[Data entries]
== Segment start ==

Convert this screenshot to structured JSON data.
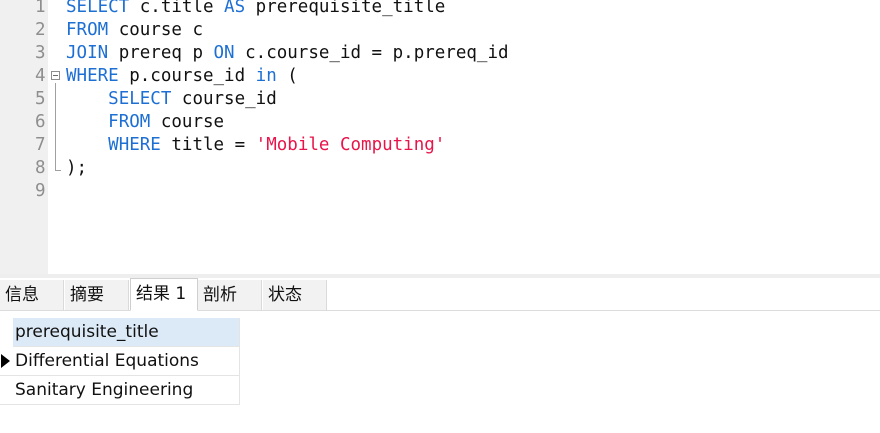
{
  "editor": {
    "lines": [
      {
        "n": "1",
        "tokens": [
          [
            "kw",
            "SELECT"
          ],
          [
            "t",
            " c.title "
          ],
          [
            "kw",
            "AS"
          ],
          [
            "t",
            " prerequisite_title"
          ]
        ]
      },
      {
        "n": "2",
        "tokens": [
          [
            "kw",
            "FROM"
          ],
          [
            "t",
            " course c"
          ]
        ]
      },
      {
        "n": "3",
        "tokens": [
          [
            "kw",
            "JOIN"
          ],
          [
            "t",
            " prereq p "
          ],
          [
            "kw",
            "ON"
          ],
          [
            "t",
            " c.course_id = p.prereq_id"
          ]
        ]
      },
      {
        "n": "4",
        "tokens": [
          [
            "kw",
            "WHERE"
          ],
          [
            "t",
            " p.course_id "
          ],
          [
            "kw",
            "in"
          ],
          [
            "t",
            " ("
          ]
        ]
      },
      {
        "n": "5",
        "tokens": [
          [
            "t",
            "    "
          ],
          [
            "kw",
            "SELECT"
          ],
          [
            "t",
            " course_id"
          ]
        ]
      },
      {
        "n": "6",
        "tokens": [
          [
            "t",
            "    "
          ],
          [
            "kw",
            "FROM"
          ],
          [
            "t",
            " course"
          ]
        ]
      },
      {
        "n": "7",
        "tokens": [
          [
            "t",
            "    "
          ],
          [
            "kw",
            "WHERE"
          ],
          [
            "t",
            " title = "
          ],
          [
            "str",
            "'Mobile Computing'"
          ]
        ]
      },
      {
        "n": "8",
        "tokens": [
          [
            "t",
            ");"
          ]
        ]
      },
      {
        "n": "9",
        "tokens": []
      }
    ]
  },
  "tabs": [
    {
      "id": "info",
      "label": "信息",
      "active": false
    },
    {
      "id": "summary",
      "label": "摘要",
      "active": false
    },
    {
      "id": "result1",
      "label": "结果 1",
      "active": true
    },
    {
      "id": "profile",
      "label": "剖析",
      "active": false
    },
    {
      "id": "status",
      "label": "状态",
      "active": false
    }
  ],
  "results": {
    "columns": [
      "prerequisite_title"
    ],
    "rows": [
      [
        "Differential Equations"
      ],
      [
        "Sanitary Engineering"
      ]
    ],
    "current_row": 0
  }
}
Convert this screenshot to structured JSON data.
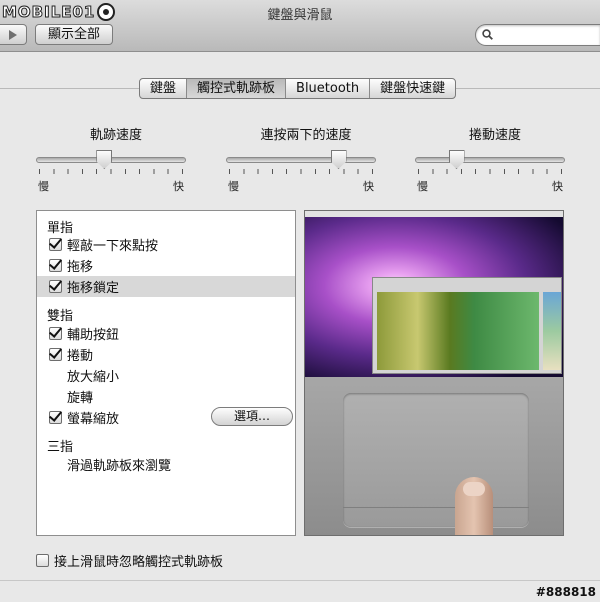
{
  "window": {
    "title": "鍵盤與滑鼠",
    "logo_text": "MOBILE01",
    "show_all_label": "顯示全部",
    "search_placeholder": ""
  },
  "tabs": [
    {
      "label": "鍵盤",
      "active": false
    },
    {
      "label": "觸控式軌跡板",
      "active": true
    },
    {
      "label": "Bluetooth",
      "active": false
    },
    {
      "label": "鍵盤快速鍵",
      "active": false
    }
  ],
  "sliders": [
    {
      "label": "軌跡速度",
      "min_label": "慢",
      "max_label": "快",
      "value": 0.45
    },
    {
      "label": "連按兩下的速度",
      "min_label": "慢",
      "max_label": "快",
      "value": 0.78
    },
    {
      "label": "捲動速度",
      "min_label": "慢",
      "max_label": "快",
      "value": 0.25
    }
  ],
  "gestures": {
    "one_finger": {
      "title": "單指",
      "items": [
        {
          "label": "輕敲一下來點按",
          "checked": true
        },
        {
          "label": "拖移",
          "checked": true
        },
        {
          "label": "拖移鎖定",
          "checked": true,
          "selected": true
        }
      ]
    },
    "two_fingers": {
      "title": "雙指",
      "items": [
        {
          "label": "輔助按鈕",
          "checked": true
        },
        {
          "label": "捲動",
          "checked": true
        },
        {
          "label": "放大縮小",
          "checkbox": false
        },
        {
          "label": "旋轉",
          "checkbox": false
        },
        {
          "label": "螢幕縮放",
          "checked": true
        }
      ],
      "options_label": "選項…"
    },
    "three_fingers": {
      "title": "三指",
      "items": [
        {
          "label": "滑過軌跡板來瀏覽",
          "checkbox": false
        }
      ]
    }
  },
  "ignore_trackpad": {
    "label": "接上滑鼠時忽略觸控式軌跡板",
    "checked": false
  },
  "watermark": "#888818",
  "colors": {
    "window_bg": "#e8e8e8",
    "toolbar_top": "#dcdcdc",
    "selected_row": "#d8d8d8"
  }
}
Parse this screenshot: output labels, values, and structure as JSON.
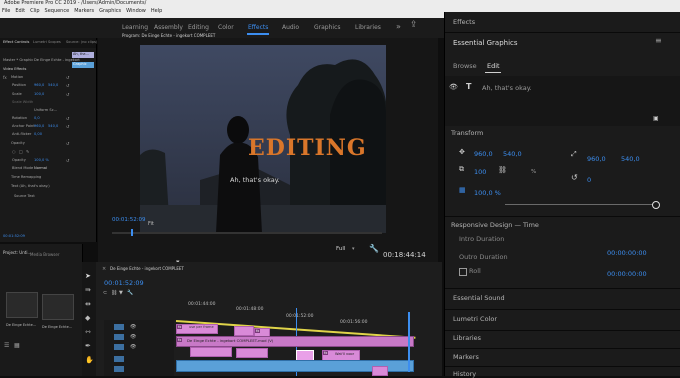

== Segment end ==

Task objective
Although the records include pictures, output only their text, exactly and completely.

Answer space
Convert this screenshot to structured JSON data.
{
  "editor": {
    "lines": [
      {
        "n": "1",
        "tokens": [
          [
            "kw",
            "SELECT"
          ],
          [
            "t",
            " c.title "
          ],
          [
            "kw",
            "AS"
          ],
          [
            "t",
            " prerequisite_title"
          ]
        ]
      },
      {
        "n": "2",
        "tokens": [
          [
            "kw",
            "FROM"
          ],
          [
            "t",
            " course c"
          ]
        ]
      },
      {
        "n": "3",
        "tokens": [
          [
            "kw",
            "JOIN"
          ],
          [
            "t",
            " prereq p "
          ],
          [
            "kw",
            "ON"
          ],
          [
            "t",
            " c.course_id = p.prereq_id"
          ]
        ]
      },
      {
        "n": "4",
        "tokens": [
          [
            "kw",
            "WHERE"
          ],
          [
            "t",
            " p.course_id "
          ],
          [
            "kw",
            "in"
          ],
          [
            "t",
            " ("
          ]
        ]
      },
      {
        "n": "5",
        "tokens": [
          [
            "t",
            "    "
          ],
          [
            "kw",
            "SELECT"
          ],
          [
            "t",
            " course_id"
          ]
        ]
      },
      {
        "n": "6",
        "tokens": [
          [
            "t",
            "    "
          ],
          [
            "kw",
            "FROM"
          ],
          [
            "t",
            " course"
          ]
        ]
      },
      {
        "n": "7",
        "tokens": [
          [
            "t",
            "    "
          ],
          [
            "kw",
            "WHERE"
          ],
          [
            "t",
            " title = "
          ],
          [
            "str",
            "'Mobile Computing'"
          ]
        ]
      },
      {
        "n": "8",
        "tokens": [
          [
            "t",
            ");"
          ]
        ]
      },
      {
        "n": "9",
        "tokens": []
      }
    ]
  },
  "tabs": [
    {
      "id": "info",
      "label": "信息",
      "active": false
    },
    {
      "id": "summary",
      "label": "摘要",
      "active": false
    },
    {
      "id": "result1",
      "label": "结果 1",
      "active": true
    },
    {
      "id": "profile",
      "label": "剖析",
      "active": false
    },
    {
      "id": "status",
      "label": "状态",
      "active": false
    }
  ],
  "results": {
    "columns": [
      "prerequisite_title"
    ],
    "rows": [
      [
        "Differential Equations"
      ],
      [
        "Sanitary Engineering"
      ]
    ],
    "current_row": 0
  }
}
Convert this screenshot to structured JSON data.
{
  "window": {
    "title": "鍵盤與滑鼠",
    "logo_text": "MOBILE01",
    "show_all_label": "顯示全部",
    "search_placeholder": ""
  },
  "tabs": [
    {
      "label": "鍵盤",
      "active": false
    },
    {
      "label": "觸控式軌跡板",
      "active": true
    },
    {
      "label": "Bluetooth",
      "active": false
    },
    {
      "label": "鍵盤快速鍵",
      "active": false
    }
  ],
  "sliders": [
    {
      "label": "軌跡速度",
      "min_label": "慢",
      "max_label": "快",
      "value": 0.45
    },
    {
      "label": "連按兩下的速度",
      "min_label": "慢",
      "max_label": "快",
      "value": 0.78
    },
    {
      "label": "捲動速度",
      "min_label": "慢",
      "max_label": "快",
      "value": 0.25
    }
  ],
  "gestures": {
    "one_finger": {
      "title": "單指",
      "items": [
        {
          "label": "輕敲一下來點按",
          "checked": true
        },
        {
          "label": "拖移",
          "checked": true
        },
        {
          "label": "拖移鎖定",
          "checked": true,
          "selected": true
        }
      ]
    },
    "two_fingers": {
      "title": "雙指",
      "items": [
        {
          "label": "輔助按鈕",
          "checked": true
        },
        {
          "label": "捲動",
          "checked": true
        },
        {
          "label": "放大縮小",
          "checkbox": false
        },
        {
          "label": "旋轉",
          "checkbox": false
        },
        {
          "label": "螢幕縮放",
          "checked": true
        }
      ],
      "options_label": "選項…"
    },
    "three_fingers": {
      "title": "三指",
      "items": [
        {
          "label": "滑過軌跡板來瀏覽",
          "checkbox": false
        }
      ]
    }
  },
  "ignore_trackpad": {
    "label": "接上滑鼠時忽略觸控式軌跡板",
    "checked": false
  },
  "watermark": "#888818",
  "colors": {
    "window_bg": "#e8e8e8",
    "toolbar_top": "#dcdcdc",
    "selected_row": "#d8d8d8"
  }
}
Parse this screenshot: output labels, values, and structure as JSON.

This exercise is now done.